Tonight is the third and final presidential debate, and it takes place at 9:00 pm ET in Las Vegas, NV. Our most recent NBC/WSJ poll found 31% of voters saying the previous two presidential debates made them more likely to back Hillary Clinton, versus 14% who said they made them more likely to support Trump; 52% said the debates made no difference.
Rockin the suburbs
One of the biggest reasons why Clinton is really pulling away from Trump? It's all about the suburbs. The urban suburbs, a set of densely-populated, wealthy and well-educated counties, have swung heavily to Clinton since the summer. NBC News merged data from the last two NBC/WSJ polls, both in the field in the last two weeks, and found Clinton had a 26-point edge in those counties. A set of polls taken over this summer showed she had a much smaller 13-point lead in the same areas. In 2012, President Barack Obama carried the urban suburbs by 16 points, 10 points less than Clinton's current margin.
Trump's term limits pledge
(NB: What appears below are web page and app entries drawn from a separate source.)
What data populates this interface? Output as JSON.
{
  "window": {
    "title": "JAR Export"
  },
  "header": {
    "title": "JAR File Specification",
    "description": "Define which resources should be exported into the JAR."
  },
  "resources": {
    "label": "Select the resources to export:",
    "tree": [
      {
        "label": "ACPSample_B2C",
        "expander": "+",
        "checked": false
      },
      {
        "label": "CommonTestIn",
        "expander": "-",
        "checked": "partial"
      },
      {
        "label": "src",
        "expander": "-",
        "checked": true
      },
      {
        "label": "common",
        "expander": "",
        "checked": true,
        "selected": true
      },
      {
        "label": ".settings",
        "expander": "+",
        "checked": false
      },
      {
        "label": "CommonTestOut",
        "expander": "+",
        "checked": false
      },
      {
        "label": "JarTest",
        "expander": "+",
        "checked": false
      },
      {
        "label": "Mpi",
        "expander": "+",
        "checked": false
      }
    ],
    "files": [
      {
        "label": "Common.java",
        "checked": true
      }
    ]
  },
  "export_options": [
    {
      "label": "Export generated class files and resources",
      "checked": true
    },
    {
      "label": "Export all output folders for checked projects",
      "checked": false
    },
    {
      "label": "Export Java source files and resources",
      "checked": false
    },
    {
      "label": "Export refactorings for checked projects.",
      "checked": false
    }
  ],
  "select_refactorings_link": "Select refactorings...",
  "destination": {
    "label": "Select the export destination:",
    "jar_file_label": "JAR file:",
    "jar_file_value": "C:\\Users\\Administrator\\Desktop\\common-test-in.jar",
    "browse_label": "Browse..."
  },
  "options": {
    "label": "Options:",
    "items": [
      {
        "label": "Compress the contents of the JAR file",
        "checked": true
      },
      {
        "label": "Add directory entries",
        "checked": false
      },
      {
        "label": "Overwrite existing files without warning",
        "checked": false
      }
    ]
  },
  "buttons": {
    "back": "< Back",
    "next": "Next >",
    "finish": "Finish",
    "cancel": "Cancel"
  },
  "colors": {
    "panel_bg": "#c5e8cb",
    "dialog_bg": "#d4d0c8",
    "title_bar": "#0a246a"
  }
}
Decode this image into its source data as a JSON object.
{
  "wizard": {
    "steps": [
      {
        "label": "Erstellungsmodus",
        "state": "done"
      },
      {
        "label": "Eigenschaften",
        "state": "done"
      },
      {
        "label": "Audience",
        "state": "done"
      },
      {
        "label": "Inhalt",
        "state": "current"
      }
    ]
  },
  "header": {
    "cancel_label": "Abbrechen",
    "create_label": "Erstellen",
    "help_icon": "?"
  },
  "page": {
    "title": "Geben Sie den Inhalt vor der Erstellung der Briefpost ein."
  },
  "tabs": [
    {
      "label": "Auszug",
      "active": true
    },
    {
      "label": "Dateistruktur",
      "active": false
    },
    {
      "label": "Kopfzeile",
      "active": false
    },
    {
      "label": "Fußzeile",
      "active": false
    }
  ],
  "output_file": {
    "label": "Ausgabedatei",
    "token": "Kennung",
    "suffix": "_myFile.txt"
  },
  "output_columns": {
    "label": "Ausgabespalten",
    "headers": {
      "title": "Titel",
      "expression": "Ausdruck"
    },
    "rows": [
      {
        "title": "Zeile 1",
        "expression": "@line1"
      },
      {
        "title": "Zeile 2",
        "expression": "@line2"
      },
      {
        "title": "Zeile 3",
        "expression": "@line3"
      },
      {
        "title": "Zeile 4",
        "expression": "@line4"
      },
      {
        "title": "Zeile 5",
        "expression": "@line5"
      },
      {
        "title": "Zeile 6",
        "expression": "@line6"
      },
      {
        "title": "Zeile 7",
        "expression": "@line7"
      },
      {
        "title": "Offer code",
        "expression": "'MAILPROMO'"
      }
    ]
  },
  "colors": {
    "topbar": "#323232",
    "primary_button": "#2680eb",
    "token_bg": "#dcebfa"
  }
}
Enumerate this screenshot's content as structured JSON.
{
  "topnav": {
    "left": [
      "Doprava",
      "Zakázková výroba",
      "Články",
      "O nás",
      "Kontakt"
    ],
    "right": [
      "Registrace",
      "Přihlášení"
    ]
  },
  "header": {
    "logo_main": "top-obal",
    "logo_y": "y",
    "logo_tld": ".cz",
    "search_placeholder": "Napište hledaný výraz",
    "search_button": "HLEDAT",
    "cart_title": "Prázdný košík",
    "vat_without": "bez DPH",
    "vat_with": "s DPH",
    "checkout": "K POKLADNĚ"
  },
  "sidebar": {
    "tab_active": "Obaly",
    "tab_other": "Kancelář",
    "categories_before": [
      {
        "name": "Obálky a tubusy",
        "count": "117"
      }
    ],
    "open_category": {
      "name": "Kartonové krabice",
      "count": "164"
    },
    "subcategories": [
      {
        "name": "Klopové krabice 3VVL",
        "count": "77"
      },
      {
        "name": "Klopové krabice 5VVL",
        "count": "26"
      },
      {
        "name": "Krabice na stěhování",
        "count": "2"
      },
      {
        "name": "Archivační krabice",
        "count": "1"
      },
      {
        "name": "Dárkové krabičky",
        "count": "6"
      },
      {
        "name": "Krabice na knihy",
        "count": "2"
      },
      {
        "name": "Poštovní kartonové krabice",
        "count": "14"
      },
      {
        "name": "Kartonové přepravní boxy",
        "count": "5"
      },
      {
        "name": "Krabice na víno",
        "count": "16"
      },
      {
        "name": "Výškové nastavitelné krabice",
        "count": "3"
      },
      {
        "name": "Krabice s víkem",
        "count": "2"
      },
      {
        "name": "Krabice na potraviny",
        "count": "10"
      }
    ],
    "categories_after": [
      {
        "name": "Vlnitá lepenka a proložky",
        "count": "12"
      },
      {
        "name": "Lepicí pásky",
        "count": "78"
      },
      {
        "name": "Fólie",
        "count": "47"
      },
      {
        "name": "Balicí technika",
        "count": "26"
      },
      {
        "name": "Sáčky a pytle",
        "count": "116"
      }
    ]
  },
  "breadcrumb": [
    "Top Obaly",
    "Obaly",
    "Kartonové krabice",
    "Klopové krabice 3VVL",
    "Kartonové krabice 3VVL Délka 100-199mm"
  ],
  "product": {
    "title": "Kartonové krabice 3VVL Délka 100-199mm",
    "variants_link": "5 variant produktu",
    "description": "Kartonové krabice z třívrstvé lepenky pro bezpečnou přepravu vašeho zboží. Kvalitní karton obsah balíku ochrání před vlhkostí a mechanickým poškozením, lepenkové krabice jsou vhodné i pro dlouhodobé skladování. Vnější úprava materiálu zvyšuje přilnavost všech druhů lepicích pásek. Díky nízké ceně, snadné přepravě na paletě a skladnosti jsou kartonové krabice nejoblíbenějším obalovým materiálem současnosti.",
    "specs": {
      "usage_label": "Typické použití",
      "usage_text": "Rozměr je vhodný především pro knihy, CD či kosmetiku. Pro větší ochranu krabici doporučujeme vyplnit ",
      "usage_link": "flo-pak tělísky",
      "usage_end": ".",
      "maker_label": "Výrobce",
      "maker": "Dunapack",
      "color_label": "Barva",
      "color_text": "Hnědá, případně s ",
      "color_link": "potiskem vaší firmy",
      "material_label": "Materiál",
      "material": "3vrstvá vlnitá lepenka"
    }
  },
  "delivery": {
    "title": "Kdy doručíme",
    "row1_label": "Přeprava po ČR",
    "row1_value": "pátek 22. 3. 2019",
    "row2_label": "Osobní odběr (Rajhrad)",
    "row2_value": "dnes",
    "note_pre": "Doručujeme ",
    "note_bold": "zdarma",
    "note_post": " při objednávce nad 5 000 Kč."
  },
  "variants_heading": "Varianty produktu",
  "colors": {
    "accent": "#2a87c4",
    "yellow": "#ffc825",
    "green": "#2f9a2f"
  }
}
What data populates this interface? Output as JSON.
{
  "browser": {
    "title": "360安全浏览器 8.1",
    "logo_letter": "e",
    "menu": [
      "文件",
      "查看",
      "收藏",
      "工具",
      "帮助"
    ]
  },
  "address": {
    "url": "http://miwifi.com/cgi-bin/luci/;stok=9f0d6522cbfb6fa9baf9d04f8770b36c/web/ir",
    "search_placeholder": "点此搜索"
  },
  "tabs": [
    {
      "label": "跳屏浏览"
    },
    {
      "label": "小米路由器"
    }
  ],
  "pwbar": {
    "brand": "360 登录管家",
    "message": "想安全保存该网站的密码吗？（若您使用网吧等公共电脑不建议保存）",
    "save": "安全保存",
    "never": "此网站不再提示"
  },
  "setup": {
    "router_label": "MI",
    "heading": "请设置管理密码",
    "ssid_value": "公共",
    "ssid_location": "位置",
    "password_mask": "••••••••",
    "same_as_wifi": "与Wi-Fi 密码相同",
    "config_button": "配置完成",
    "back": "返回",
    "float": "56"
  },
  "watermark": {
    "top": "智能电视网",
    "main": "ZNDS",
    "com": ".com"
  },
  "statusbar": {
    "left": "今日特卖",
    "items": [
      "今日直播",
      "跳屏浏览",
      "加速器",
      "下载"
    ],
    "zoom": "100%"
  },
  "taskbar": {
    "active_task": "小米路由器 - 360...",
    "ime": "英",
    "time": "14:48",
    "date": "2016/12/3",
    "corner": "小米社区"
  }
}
Yesterday, the GOP nominee pledged to push for term limits for members of Congress - six years for House members and 12 years for senators. Yes, term limits are a common conservative proposal, but if you wanted more proof that Trump is running against the GOP -- which happens to be in control of Congress -- this pledge is it. What does this say for Richard Burr, Chuck Grassley, and John McCain? (Not to mention close Trump adviser Jeff Sessions?)
First Read's downballot race of the day
Wisconsin: Democrat Russ Feingold was bounced from his seat in 2010, and he's trying to snatch it back this cycle from his old rival, Republican Ron Johnson. The two men are ideologically opposed in this traditionally blue-leaning state; Feingold is a progressive champion, while Johnson has been a staunch conservative. If Feingold is victorious, it will be the first time since 1934 that an ousted senator came back six years later to defeat his former foe.
On the trail
Tim Kaine campaigns in Ohio and North Carolina… Mike Pence hits Colorado… Bernie Sanders campaigns for Clinton in Nevada… And Chelsea Clinton is in Arizona.
Countdown to Election Day: 20 days